The rulers of a period of 2100 years are described in 224 richly illustrated pages with additional time lines, quotes and special features, so the books can not dig very deep into the characters of the Emperors. Eleven rulers of five dynasties in the period 907-960 are described in 1 paragraph only, but famous Emperors like Qin Shihuangdi, Xuanzong, Kublai Khan and Qianlong are described in more than 3 pages each. Nevertheless, the story of the Chinese Emperors and dynasties is a very interesting one. Not only the decline of a dynasty was marked by murders and suicides. The only reigning Empress of China ever, Wu Zetian, remained in power by murdering other members of the imperial family. Ming Jiajing narrowly escaped being strangled by his concubines and Prince Wuzong was chosen as Emperor by the eunuchs, who slew two rival candidates and their mothers. Still, some Emperors were mainly interested in artistic, intellectual or spiritual pursuits. The special features give additional background information with topics like the Great Wall, the Terracotta Army and the Forbidden City.

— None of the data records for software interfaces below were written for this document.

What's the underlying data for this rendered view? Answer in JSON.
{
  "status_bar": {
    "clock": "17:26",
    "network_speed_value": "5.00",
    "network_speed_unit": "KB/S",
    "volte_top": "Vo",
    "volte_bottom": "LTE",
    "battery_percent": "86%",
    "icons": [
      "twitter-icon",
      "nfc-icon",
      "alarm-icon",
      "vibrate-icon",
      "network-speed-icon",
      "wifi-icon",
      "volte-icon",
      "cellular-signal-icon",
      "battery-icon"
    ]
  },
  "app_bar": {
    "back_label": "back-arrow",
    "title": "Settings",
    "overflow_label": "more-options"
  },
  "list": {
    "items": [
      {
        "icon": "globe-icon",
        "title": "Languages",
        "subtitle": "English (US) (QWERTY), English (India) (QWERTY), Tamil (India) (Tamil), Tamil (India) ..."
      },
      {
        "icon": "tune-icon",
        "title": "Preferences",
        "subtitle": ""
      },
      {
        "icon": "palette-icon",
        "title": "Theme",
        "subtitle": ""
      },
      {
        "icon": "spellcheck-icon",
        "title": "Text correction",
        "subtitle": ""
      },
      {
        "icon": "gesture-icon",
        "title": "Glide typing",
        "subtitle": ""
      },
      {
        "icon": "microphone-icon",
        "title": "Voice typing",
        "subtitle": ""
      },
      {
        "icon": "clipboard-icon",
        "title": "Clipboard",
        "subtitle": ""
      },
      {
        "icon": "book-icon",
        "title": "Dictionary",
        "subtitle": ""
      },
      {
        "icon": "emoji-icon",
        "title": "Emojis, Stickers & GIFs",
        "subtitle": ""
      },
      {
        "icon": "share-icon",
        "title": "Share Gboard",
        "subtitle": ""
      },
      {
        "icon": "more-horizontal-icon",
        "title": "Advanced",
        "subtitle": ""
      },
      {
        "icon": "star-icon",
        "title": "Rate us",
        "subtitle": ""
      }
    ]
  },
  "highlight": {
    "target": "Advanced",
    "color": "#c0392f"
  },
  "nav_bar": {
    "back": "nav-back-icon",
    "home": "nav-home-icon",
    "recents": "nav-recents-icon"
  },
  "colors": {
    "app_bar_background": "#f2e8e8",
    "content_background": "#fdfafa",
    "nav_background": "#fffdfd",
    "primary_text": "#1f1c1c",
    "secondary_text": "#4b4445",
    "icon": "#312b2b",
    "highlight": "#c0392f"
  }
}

For all Chinese Emperors the book shows the Chinese signs, the temple name and the deaths of their accession and their death. From 400 AD onwards gradually the birth date, name of the parents and wives, the number of children and the place of the tomb are added. The book really gives a clear overview. What I especially liked were the tables with information about each Emperor and the many portraits.

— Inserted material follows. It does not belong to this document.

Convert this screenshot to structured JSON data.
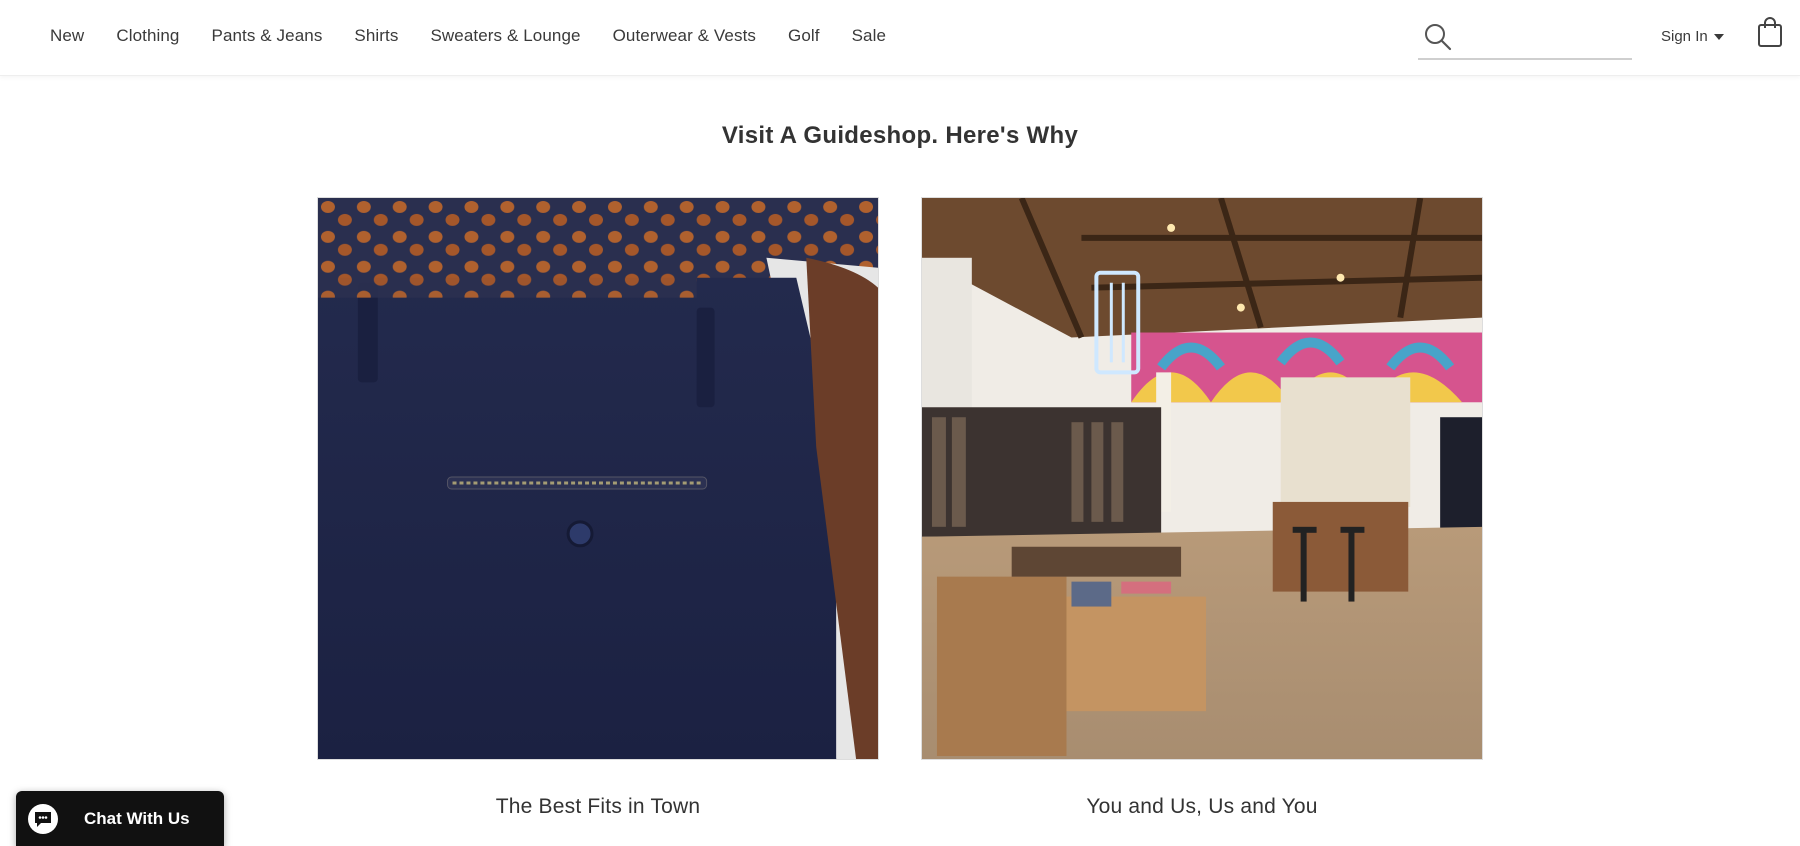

on 9 June 2002
As with almost all the books in this series Chronicle of the Chinese Emperors is intriguing, but suffers from the problem of being too brief to cover it's ancient subjects.
Despite this I found that this book gave a tantilising taste of the live of the "Sons of Heaven". This book is a brilliant starting point for anyone intersted in Imperial Chinese history, and encourages further reading. I did particulary like the fact box on every emperor, listing their name, their tomb location and other facts when available.

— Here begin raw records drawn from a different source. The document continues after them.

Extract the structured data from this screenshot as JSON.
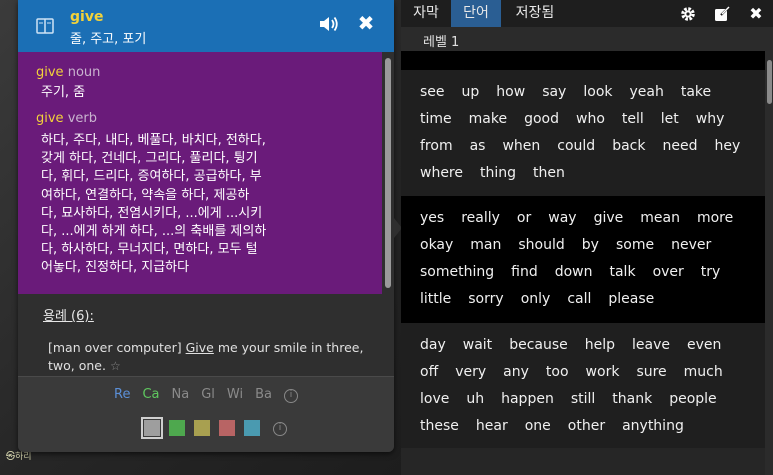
{
  "overlay": {
    "logo_text": "㉿하리"
  },
  "dictionary": {
    "word": "give",
    "summary": "줄, 주고, 포기",
    "entries": [
      {
        "word": "give",
        "pos": "noun",
        "definition": "주기, 줌"
      },
      {
        "word": "give",
        "pos": "verb",
        "definition_lines": [
          "하다, 주다, 내다, 베풀다, 바치다, 전하다,",
          "갖게 하다, 건네다, 그리다, 풀리다, 튕기",
          "다, 휘다, 드리다, 증여하다, 공급하다, 부",
          "여하다, 연결하다, 약속을 하다, 제공하",
          "다, 묘사하다, 전염시키다, ...에게 ...시키",
          "다, ...에게 하게 하다, ...의 축배를 제의하",
          "다, 하사하다, 무너지다, 면하다, 모두 털",
          "어놓다, 진정하다, 지급하다"
        ]
      }
    ],
    "examples_heading": "용례 (6):",
    "example": {
      "prefix": "[man over computer] ",
      "highlight": "Give",
      "rest": " me your smile in three, two, one. "
    },
    "sources": [
      {
        "label": "Re",
        "color": "#5b8fd6"
      },
      {
        "label": "Ca",
        "color": "#5fc85f"
      },
      {
        "label": "Na",
        "color": "#8a8a8a"
      },
      {
        "label": "Gl",
        "color": "#8a8a8a"
      },
      {
        "label": "Wi",
        "color": "#8a8a8a"
      },
      {
        "label": "Ba",
        "color": "#8a8a8a"
      }
    ],
    "info_icon": "i",
    "swatches": [
      "#9e9e9e",
      "#4ea84e",
      "#a8a050",
      "#b86464",
      "#4a9ab0"
    ],
    "colors": {
      "header": "#1b6fb5",
      "defs_bg": "#6a1b7a",
      "accent": "#f2d23a"
    }
  },
  "panel": {
    "tabs": [
      {
        "label": "자막",
        "active": false
      },
      {
        "label": "단어",
        "active": true
      },
      {
        "label": "저장됨",
        "active": false
      }
    ],
    "level_label": "레벨 1",
    "word_groups": [
      {
        "rows": [
          [
            "see",
            "up",
            "how",
            "say",
            "look",
            "yeah",
            "take"
          ],
          [
            "time",
            "make",
            "good",
            "who",
            "tell",
            "let",
            "why"
          ],
          [
            "from",
            "as",
            "when",
            "could",
            "back",
            "need",
            "hey"
          ],
          [
            "where",
            "thing",
            "then"
          ]
        ]
      },
      {
        "rows": [
          [
            "yes",
            "really",
            "or",
            "way",
            "give",
            "mean",
            "more"
          ],
          [
            "okay",
            "man",
            "should",
            "by",
            "some",
            "never"
          ],
          [
            "something",
            "find",
            "down",
            "talk",
            "over",
            "try"
          ],
          [
            "little",
            "sorry",
            "only",
            "call",
            "please"
          ]
        ]
      },
      {
        "rows": [
          [
            "day",
            "wait",
            "because",
            "help",
            "leave",
            "even"
          ],
          [
            "off",
            "very",
            "any",
            "too",
            "work",
            "sure",
            "much"
          ],
          [
            "love",
            "uh",
            "happen",
            "still",
            "thank",
            "people"
          ],
          [
            "these",
            "hear",
            "one",
            "other",
            "anything"
          ]
        ]
      }
    ]
  }
}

One thing that greatly dissapointed me was the pages on the Dowager Empress Tzu Hsi. The author simply reeled off the age old injustices that have been attributed to this woman by sensationalist British men, encompassing the traditional notion that all women in power are evil hoars. The author would have done well to take into account the more modern and balanced portrait of this shy and chaste woman painted from actual historic evidence, rather than the completely unbelievable stories of her thousands of lovers, particulary "Dragon Lady" by Sterling Seagrave. I realise I have focused on a few short pages, but when you are faced with such blatently prejudiced and unresearched information, it casts a shadow over the rest of the manuscript. Despite this I really enjoyed this book and would recommend it to anyone.
on 16 May 2010
If one asked, it is unlikely that most people could name more than one or two of the Chinese emperors. One of the reasons for this is that, with the exception of the first emperor, Qin Shi Huangdi (literally the first Qin Emperor) and his short-lived son Er Shi, the Chinese emperors did not adopt the convention of numerically differentiating rulers as in Europe and elsewhere(e.g. Henry VII, Louis XIII). Another reason is that each emperor had a personal name, dynasty name and temple name. This can be something of a frustration for someone studying Chinese history. As has been pointed out, this is something of a short book (although any book on Chinese history inevitably too short!). Its shortness is not a downfall however. On its own, it provides a neat and brief narrative history of China from the establishment of the Empire in the 3rd century BC to the fall of the Qing Dynasty in 1911. Its great use, however, is as a co-reference when reading or studying Chinese history. It is easy to get lost in the maze of imperial naming traditions. Afterall, individual reigns make a convenient way of dividing up historical study. This book is of great help in this respect.
The book is very well produced, with a large number of photographs and other illustrations that enhance the excellent text. I have no hesitation in recommending this book for both the casual reader and the more serious student of Chinese history.
This richly illustrated volume looks at the lives of all 157 emperors, from Qin Shihuangdi, builder of the Great Wall in 220 BC up to Puyi the 'last emperor' deposed in 1911. Incorporates informative little articles on topics like the Mongols, Buddhist art and the Civil Service. Although little known to western readers, one soon sees that the Chinese royal family was just like those of Europe with its scheming, intrigues and murders. Wonderful and very readable introduction to this period of history